A pic of an actual t-cell killing a cancer cell. Amazing!
Recently there was a blood cancer conference in Switzerland. Like within the last week. Naturally, I have a lot of reading and studies to pour over.
My family members just love sentences that start with "Listen to this data!" The most recent article I'm geeked up about is linked here: For science nerds like me. Long story short, the very limited data in this study is extremely encouraging.
Tomorrow I will be getting a PICC line put in for my 4 days of chemo and blood draws over the next month. I'm one day closer!
A brief history:
Last week I arrived, officially for my participation in cart19. This treatment is so new and evolving rapidly so the forms I had signed a few months ago were no longer up to date. I had a meet and greet with everyone involved and even got a status update on how my t-cells are doing in the lab. They're doing great, thanks for asking. I will be having 1/3 less chemo, yay! I will be having significantly less t-cells also...hmmmm. Yay? The chemo is to suppress my existing immune system so my new fangled genetically engineered cancer killing t-cells can get in there and get to work!
Did I mention this is a clinical trial?! I can not cruise into Walgreens and buy some new t-cells. This is an experimental therapy. I want to make it clear that I'm not condoning or encouraging anyone to use my info as medical advice.
There is a fair amount of prep work that goes into this. My one week schedule of appointments is 7 pages long. I had my own t-cells collected months ago. Things like a CT scan, bone marrow biopsy, echocardiogram, etc are all needed to get a baseline. That good old bone marrow biopsy. Now, if you're reading this, you probably are familiar with the joy of one, or have at least heard about it. For some reason, I detest the bone marrow biopsy. I am enthusiastic about this trial though, and if that's what it takes, then sign me up! By sign me up, I mean I hesitantly agreed and then made 3 phone calls trying to plead my case to not have it done. Unsuccessfully.

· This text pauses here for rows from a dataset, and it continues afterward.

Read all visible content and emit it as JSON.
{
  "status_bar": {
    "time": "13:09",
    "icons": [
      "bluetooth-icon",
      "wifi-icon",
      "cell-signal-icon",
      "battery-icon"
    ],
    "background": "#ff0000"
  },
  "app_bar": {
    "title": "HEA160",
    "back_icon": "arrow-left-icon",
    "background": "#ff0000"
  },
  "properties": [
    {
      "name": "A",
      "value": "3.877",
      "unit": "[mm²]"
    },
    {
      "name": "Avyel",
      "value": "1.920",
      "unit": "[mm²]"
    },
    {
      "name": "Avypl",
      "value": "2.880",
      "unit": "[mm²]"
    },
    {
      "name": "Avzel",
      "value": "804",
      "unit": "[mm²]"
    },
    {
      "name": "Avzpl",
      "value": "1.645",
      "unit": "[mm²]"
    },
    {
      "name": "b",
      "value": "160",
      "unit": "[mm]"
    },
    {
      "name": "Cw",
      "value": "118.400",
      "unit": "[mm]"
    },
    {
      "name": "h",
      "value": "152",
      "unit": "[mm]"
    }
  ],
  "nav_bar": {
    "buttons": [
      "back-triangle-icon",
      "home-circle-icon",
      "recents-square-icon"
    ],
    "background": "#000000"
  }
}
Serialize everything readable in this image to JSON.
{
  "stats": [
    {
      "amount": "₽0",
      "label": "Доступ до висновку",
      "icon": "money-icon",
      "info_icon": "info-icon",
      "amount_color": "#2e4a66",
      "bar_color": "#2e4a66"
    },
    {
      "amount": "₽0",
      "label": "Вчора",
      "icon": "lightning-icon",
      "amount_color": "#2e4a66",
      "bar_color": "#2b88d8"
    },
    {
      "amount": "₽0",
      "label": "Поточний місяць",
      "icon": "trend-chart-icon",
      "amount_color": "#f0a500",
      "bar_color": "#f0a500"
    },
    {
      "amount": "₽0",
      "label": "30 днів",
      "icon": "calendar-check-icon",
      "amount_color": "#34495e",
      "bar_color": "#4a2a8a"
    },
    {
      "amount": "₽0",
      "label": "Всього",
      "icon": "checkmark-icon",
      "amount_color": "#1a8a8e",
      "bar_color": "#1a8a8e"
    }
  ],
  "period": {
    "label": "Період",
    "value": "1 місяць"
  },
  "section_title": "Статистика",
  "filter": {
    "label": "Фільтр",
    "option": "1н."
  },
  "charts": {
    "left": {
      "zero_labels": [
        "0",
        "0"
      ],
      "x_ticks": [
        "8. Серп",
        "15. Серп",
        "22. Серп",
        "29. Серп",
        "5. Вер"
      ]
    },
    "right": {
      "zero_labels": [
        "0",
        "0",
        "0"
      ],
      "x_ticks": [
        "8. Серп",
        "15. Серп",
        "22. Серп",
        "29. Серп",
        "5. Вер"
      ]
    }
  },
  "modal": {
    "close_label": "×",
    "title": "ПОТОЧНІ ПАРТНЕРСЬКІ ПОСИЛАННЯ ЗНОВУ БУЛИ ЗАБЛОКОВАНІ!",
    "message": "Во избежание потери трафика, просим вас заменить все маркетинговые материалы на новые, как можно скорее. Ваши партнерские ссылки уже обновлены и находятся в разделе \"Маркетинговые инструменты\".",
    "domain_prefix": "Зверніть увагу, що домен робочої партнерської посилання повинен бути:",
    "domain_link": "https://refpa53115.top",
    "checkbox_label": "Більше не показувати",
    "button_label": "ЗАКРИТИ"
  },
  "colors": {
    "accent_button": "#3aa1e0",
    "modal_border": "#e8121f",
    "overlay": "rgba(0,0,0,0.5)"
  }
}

Yesterday I had my first ever heart echo, which conjured up visions in my head of dye, wires, maybe lying on my back on a cold table. Wait, that may have been a movie about alien abductions. I'm happy to report it's actually nothing more than an ultrasound of the heart.